“But Daniel purposed in his heart that he would not defile himself with the portion of the king’s meat, nor with the wine which he drank…” (Daniel 1:8) and instead requested “give us pulse to eat, and water to drink” (Daniel 1:12)
What are pulses?
Pulses are the seeds of certain legumes that produce seeds or grains that grow within pods, such as lentils, beans, peas and chickpeas. Pulses are legume crops that are grown for their dry seeds to be used as food or grain.
Pulses are an excellent source of virtually fat free protein, complex carbohydrate, fiber, vitamins (B1, B2 and B3, folate) and a good range of minerals (calcium, zinc, iron, magnesium, phosphorus, potassium, copper, manganese and selenium).
What are the Health Benefits of Eating Pulses?
Pulses are good sources of protein
Pulses are a healthy and inexpensive source of protein. One cup serving of cooked soybeans contains more than 28 grams of protein, while a 3-oz portion of chicken contains 24 grams of protein.
Although the protein content of pulses does not contain all the essential amino acids needed by man, this could easily be remedied by combining it with a cereal or grain to complete the essential amino acids needed for health.
Good examples are: toasted whole wheat bread with peanut butter, pita bread with hummus or mung bean with brown or unpolished rice.
Pulses are a good source of complex carbohydrates
All pulses contain complex carbohydrates and is one of the reasons why pulses have a low glycemic index (an indicator of how fast sugars are absorbed into the blood stream).
Complex carbohydrates takes time before they are converted into sugars and this leads to slow absorption of sugars into the blood stream. This results in lower blood sugar levels.
For normal individuals, this lowers the risk of diabetes and for those who have diabetes, this help them manage their blood sugar levels.
Pulses are rich sources of fiber.
One serving (1 cup) of cooked lentils contains more than 15 grams of fiber. This value meets 60% of a person’s recommended daily need for fibers.
Pulses contain both soluble fibers and insoluble fibers. Soluble fibers help lower blood cholesterol levels and therefore good for heart health. Insoluble fibers help in digestion and help maintain a regular bowel movement.
Fiber also gives that “full” feeling that lasts till the next meal and thus prevents a person from eating in between meals. This is important in maintaining a healthy weight and help prevent obesity from occurring.
Pulses are a good source of folate
Pulses are a good source of vitamins, specially folate. Folate is a vitamin that is essential in the maturation and formation of cells in the body. This is especially important during periods of rapid growth such as in pregnancy and infancy.

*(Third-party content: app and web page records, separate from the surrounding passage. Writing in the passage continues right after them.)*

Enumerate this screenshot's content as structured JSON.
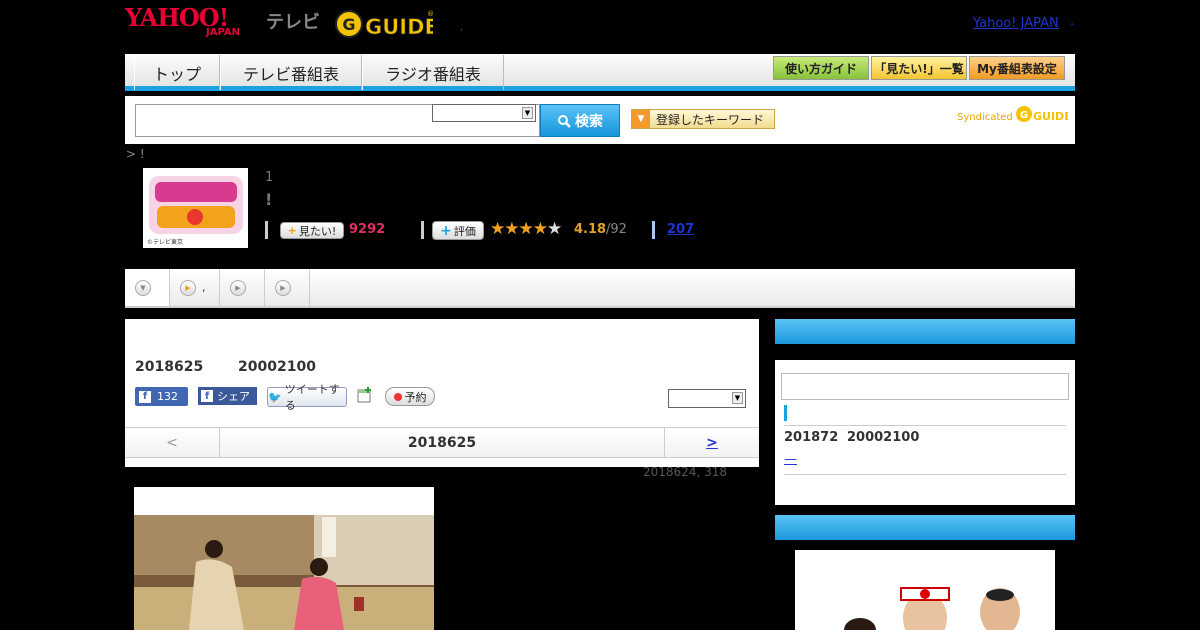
{
  "header": {
    "logo_yahoo": "YAHOO!",
    "logo_japan": "JAPAN",
    "logo_tv": "テレビ",
    "logo_gguide": "G GUIDE",
    "yahoo_japan_link": "Yahoo! JAPAN",
    "trailing_dot": ".",
    "small_dot": ","
  },
  "nav": {
    "tabs": [
      "トップ",
      "テレビ番組表",
      "ラジオ番組表"
    ],
    "buttons": [
      "使い方ガイド",
      "「見たい!」一覧",
      "My番組表設定"
    ]
  },
  "search": {
    "button_label": "検索",
    "keyword_button": "登録したキーワード",
    "syndicated": "Syndicated"
  },
  "breadcrumb": "> !",
  "program": {
    "thumb_credit": "©テレビ東京",
    "number": "1",
    "title_mark": "!",
    "mitai_label": "見たい!",
    "mitai_count": "9292",
    "hyoka_label": "評価",
    "rating": 4.18,
    "rating_text": "4.18",
    "rating_total": "/92",
    "review_count": "207"
  },
  "tabs": {
    "second_label": ","
  },
  "episode": {
    "date": "2018625",
    "time": "20002100",
    "fb_like_count": "132",
    "fb_share": "シェア",
    "tweet": "ツイートする",
    "reserve": "予約",
    "pager_prev": "<",
    "pager_date": "2018625",
    "pager_next": ">",
    "update_note": "2018624, 318"
  },
  "sidebar": {
    "next_date": "201872",
    "next_time": "20002100",
    "link": "—"
  },
  "colors": {
    "accent_blue": "#1ca1e1",
    "yahoo_red": "#e60033",
    "link_blue": "#1d35d1",
    "mitai_pink": "#e03060",
    "star_orange": "#f0a020"
  }
}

Lack of folate could also prevent red blood cells in maturing, thus giving rise to a condition called pernicious anemia.
Pulses are a good source of a wide range of minerals
Pulses contain a wide range of minerals which include iron, potassium and selenium.
Iron is a mineral that is needed in the formation of red blood cells. Iron is a component of hemoglobin, the red coloring matter of the blood. Hemoglobin is the one responsible in carrying oxygen to the different parts of the body.
One issue in the vegetarian diet is the lack of iron. Since pulses are a good source of iron, eating regularly of a variety of pulse would help solve this issue.
Potassium is a mineral essential in a healthy heart. They help lower blood pressure since they counter the effect of sodium.
Selenium is a mineral that acts as an antioxidant. Antioxidants are very important in the prevention of cancer.
Pulses, also contains lots of phytonutrients, antioxidants and substances that inhibits enzymes linked to tumor growth.
Note: Nutritional value of pulses were taken from National Nutrient Database for Standard Reference of the Agricultural Research Service of USDA